Here, although ultimately the bank was the victim, that is only because Yount got caught. Yount embezzled money from trust accounts belonging exclusively to elderly accountholders with the intent of succeeding in his criminal endeavors undiscovered. In that event, the accountholders, some of whom died during the course of the crimes, would have been the victims, albeit, unbeknownst to them. We believe this factor supports Yount's vulnerable victim sentence enhancement.
We also find Yount's argument that the bank and not the accountholders was the true victim to be misplaced. First, all of Yount's conduct relating to his crimes should be considered in determining the appropriate calculations under the guidelines. See U.S.S.G. § 1B1.3 (adjustments shall be determined according to all acts committed by the defendant in preparation for, during, or in furtherance of the offense of conviction). Second, the "vulnerable victim" provision does not require a vulnerable victim who is a victim of the offense of conviction. United States v. Roberson, 872 F.2d 597 (5th Cir. 1989).
In his reply brief, Yount argues that the Commission implicitly overrules Roberson by deleting the language in the commentary on which Roberson purportedly relied. Even if we accept that argument as valid, U.S.S.G. Amendment 245 still instructs that an adjustment may be made "where an unusually vulnerable victim is made a target of criminal activity by the defendant." We find no abuse of discretion by the district court when it took into account the ages and infirmities of the persons from whom Yount stole. While it is technically true that these victims suffered no harm, that is only because the victims were reimbursed by the bank. Yount's argument is akin to saying that a burglary victim was not a "victim" solely because he collected insurance money for his stolen property.
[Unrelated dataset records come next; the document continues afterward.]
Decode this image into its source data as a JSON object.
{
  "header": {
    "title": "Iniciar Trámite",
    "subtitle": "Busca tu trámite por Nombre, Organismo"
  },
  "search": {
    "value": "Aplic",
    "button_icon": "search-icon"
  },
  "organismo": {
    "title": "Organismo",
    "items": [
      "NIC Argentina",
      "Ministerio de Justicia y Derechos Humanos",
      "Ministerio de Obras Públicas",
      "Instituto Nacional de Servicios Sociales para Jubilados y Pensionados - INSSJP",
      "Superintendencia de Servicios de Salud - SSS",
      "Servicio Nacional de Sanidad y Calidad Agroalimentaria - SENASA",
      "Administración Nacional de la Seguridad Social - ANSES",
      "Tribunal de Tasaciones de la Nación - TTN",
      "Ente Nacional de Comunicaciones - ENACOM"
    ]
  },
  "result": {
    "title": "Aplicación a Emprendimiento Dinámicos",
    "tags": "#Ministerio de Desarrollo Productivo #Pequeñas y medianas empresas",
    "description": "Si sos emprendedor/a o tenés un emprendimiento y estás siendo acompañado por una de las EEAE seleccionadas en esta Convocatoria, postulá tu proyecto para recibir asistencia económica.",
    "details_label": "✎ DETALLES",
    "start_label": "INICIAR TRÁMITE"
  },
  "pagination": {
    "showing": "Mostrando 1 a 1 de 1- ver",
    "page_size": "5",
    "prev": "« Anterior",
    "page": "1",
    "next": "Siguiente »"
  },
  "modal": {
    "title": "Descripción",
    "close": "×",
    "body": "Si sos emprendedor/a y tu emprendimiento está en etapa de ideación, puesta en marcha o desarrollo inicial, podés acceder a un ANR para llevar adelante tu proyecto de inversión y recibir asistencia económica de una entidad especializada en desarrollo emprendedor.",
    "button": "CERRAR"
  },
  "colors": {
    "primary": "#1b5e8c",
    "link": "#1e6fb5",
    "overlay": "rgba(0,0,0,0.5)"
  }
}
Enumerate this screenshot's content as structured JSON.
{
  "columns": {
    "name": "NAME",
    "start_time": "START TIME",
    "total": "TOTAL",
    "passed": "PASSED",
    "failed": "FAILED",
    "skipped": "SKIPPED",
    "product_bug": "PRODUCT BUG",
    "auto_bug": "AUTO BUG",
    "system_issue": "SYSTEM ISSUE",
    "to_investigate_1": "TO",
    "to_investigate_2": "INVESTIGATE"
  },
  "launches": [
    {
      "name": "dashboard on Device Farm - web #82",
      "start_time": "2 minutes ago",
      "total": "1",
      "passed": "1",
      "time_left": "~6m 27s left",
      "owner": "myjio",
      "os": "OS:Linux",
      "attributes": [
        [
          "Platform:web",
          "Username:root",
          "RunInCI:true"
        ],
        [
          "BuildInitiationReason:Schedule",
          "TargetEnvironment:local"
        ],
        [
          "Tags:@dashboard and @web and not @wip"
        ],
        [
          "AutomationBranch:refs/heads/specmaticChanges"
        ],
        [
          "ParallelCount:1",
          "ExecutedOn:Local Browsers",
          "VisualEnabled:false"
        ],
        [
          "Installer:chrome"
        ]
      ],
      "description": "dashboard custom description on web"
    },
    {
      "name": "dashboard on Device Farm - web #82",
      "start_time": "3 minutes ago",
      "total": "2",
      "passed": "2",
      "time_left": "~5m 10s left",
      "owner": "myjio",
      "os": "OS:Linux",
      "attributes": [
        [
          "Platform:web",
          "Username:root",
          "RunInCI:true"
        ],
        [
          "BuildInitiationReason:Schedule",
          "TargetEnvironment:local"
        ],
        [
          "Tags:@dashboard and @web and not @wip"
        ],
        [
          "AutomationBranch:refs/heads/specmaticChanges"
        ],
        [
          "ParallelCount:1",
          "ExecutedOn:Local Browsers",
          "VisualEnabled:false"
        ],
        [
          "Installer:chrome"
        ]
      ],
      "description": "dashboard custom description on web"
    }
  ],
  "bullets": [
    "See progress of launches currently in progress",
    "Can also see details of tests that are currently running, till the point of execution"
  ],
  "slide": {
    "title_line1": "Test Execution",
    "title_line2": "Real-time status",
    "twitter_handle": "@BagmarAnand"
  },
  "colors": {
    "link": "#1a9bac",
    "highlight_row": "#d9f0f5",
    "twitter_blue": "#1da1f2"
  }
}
We refuse to follow that reasoning and, accordingly, affirm Yount's sentence.